Why Is Your Residential Air Conditioner Not Cooling Well Enough?

Nothing ruins a relaxing summer afternoon more than an air conditioner that won't blow sufficient cool air. In most cases, a loss of cooling ability in air-conditioning systems is associated with internal factors, such as refrigerant leaks, blocked air filters, dirty air conditioner coils, obstructed outdoor units, and broken compressors. But there are many other factors that can easily go unnoticed.

Continue reading to learn about two reasons why your air conditioner may struggle to keep up with your residential cooling demand.

Leaky Air Ducts

If you live in an older house with HVAC ductwork already installed, you probably rely on a ducted air conditioner to keep your home cool during the hot months of the year. Also referred to simply as air ducts, the HVAC ductwork is what carries the cool, conditioned air from your AC system to the air supply registers located throughout your home.

While the air ducts are meant to remain sealed and airtight, they can develop leaks over time. This will cause the cool, air to escape before they reach the air supply registers located on your interior walls. As a result, your air conditioner will produce a lower cooling output while wasting precious energy. 
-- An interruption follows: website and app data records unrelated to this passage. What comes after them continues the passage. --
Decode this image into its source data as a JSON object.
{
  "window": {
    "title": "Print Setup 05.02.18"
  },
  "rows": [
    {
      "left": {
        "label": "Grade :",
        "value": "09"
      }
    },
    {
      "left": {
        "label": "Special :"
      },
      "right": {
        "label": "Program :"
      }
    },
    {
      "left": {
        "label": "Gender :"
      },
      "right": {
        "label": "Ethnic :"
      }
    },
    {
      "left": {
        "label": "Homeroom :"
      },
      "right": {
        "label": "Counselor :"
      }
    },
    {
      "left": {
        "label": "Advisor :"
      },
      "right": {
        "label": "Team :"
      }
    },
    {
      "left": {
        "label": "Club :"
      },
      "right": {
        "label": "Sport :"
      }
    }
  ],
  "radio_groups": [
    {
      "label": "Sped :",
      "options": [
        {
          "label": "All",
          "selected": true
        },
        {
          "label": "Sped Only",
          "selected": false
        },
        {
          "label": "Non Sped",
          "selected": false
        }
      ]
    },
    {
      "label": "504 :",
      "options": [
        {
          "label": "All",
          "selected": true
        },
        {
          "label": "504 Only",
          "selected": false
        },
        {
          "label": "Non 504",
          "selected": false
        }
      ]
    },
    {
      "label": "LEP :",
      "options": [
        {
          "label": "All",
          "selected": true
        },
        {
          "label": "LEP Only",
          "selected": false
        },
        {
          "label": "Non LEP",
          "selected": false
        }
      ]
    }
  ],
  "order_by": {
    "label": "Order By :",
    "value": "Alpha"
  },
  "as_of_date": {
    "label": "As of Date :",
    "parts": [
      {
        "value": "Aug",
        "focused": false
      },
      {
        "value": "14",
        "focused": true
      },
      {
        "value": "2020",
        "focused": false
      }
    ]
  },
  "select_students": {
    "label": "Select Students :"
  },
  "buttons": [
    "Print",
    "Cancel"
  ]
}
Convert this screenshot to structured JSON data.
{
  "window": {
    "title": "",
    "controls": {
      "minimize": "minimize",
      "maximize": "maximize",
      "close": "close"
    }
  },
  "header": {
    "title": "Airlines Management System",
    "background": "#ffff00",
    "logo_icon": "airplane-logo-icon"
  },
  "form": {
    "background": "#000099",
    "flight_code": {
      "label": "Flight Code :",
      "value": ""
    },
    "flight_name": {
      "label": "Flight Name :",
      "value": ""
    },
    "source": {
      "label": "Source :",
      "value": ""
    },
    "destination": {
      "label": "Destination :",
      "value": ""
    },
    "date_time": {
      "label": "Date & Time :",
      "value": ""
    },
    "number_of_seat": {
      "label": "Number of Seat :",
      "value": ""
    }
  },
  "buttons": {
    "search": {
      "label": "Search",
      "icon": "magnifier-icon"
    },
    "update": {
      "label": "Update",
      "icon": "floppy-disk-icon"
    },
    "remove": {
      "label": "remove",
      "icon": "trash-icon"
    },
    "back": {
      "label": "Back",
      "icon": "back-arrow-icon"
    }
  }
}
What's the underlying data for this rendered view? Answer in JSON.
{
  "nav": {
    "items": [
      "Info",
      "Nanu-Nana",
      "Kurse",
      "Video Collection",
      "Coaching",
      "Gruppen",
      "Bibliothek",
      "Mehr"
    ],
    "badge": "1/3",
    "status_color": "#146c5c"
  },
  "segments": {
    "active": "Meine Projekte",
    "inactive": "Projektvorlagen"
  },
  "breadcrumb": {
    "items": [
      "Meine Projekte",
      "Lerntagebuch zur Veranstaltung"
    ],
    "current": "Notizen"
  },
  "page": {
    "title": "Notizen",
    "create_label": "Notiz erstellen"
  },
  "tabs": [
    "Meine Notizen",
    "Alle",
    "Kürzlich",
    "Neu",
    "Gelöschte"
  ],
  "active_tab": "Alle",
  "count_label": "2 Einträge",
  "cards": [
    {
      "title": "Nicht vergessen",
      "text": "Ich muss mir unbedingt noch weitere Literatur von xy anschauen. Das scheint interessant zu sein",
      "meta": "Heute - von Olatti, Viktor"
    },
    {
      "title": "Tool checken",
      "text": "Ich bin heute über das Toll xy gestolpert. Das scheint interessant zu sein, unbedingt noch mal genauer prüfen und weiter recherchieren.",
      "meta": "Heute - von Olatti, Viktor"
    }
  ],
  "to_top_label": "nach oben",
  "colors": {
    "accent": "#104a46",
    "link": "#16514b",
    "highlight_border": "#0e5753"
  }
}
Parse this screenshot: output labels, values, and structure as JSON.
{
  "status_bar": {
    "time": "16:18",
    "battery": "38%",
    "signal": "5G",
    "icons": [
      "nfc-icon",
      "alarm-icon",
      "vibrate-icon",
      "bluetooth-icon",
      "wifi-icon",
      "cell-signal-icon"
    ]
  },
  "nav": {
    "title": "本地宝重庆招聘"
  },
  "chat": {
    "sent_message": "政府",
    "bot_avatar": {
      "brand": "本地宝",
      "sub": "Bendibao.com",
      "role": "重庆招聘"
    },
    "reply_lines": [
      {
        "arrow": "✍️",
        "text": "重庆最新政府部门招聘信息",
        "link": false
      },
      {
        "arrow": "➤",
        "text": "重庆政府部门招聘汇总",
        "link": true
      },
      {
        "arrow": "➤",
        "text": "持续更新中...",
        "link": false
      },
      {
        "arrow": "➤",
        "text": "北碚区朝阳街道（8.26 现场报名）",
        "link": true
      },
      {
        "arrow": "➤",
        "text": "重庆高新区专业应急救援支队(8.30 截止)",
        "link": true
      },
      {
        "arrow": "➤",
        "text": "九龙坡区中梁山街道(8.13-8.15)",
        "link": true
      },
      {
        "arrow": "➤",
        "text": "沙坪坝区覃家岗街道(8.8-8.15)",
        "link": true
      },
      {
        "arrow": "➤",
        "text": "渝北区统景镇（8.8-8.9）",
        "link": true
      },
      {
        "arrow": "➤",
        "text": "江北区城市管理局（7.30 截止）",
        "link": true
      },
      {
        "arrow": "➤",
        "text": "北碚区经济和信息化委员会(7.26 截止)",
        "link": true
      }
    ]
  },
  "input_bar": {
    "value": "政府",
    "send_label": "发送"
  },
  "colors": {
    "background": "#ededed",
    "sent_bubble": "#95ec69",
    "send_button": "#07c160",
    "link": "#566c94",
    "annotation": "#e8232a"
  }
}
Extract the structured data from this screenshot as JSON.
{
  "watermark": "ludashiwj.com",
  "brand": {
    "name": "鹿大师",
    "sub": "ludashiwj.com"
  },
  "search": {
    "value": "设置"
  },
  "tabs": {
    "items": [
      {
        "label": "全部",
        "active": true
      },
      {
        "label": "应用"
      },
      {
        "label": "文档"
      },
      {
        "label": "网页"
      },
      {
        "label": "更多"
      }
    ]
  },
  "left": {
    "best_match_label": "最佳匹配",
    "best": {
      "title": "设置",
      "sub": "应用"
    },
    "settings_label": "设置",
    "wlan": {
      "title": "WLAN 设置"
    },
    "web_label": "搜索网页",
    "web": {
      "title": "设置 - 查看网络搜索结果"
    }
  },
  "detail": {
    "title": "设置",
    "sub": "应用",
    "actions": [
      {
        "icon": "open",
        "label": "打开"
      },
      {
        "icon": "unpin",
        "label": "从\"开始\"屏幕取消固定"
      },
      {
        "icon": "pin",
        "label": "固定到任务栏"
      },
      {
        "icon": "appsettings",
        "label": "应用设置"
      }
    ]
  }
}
Air duct leaks can occur due to normal wear and tear, damage by rodents, and several other factors. If these leaks are making your home hotter while increasing your home cooling bills, you'll need to get them sealed to prevent further loss of cooling output.

Incorrectly Set Thermostat

Your home's air conditioner is connected to a thermostat that helps you set the temperature you want for your home's indoor comfort. When this temperature is reached, the AC unit stops running and only turns back on when the temperature rises above the desired level.

If your thermostat is set above your desired room temperature for summer, it won't cool your home well enough. To fix the issue, you'll simply need to set it lower until it reads the temperature level you want for your summer days.

If your cooling system isn't keeping you as cool as you like because its thermostat is incorrectly calibrated, the problem can easily be solved by recalibrating the thermostat and then resetting it.

Experiencing air-conditioning system problems during the cooling season is a real bummer. That's why you should get residential AC repair at the first signs of a problem. If you're not getting adequate cooling performance from your AC system, don't hesitate to seek out a residential HVAC contractor for an accurate diagnosis and proper repair of your cooling system.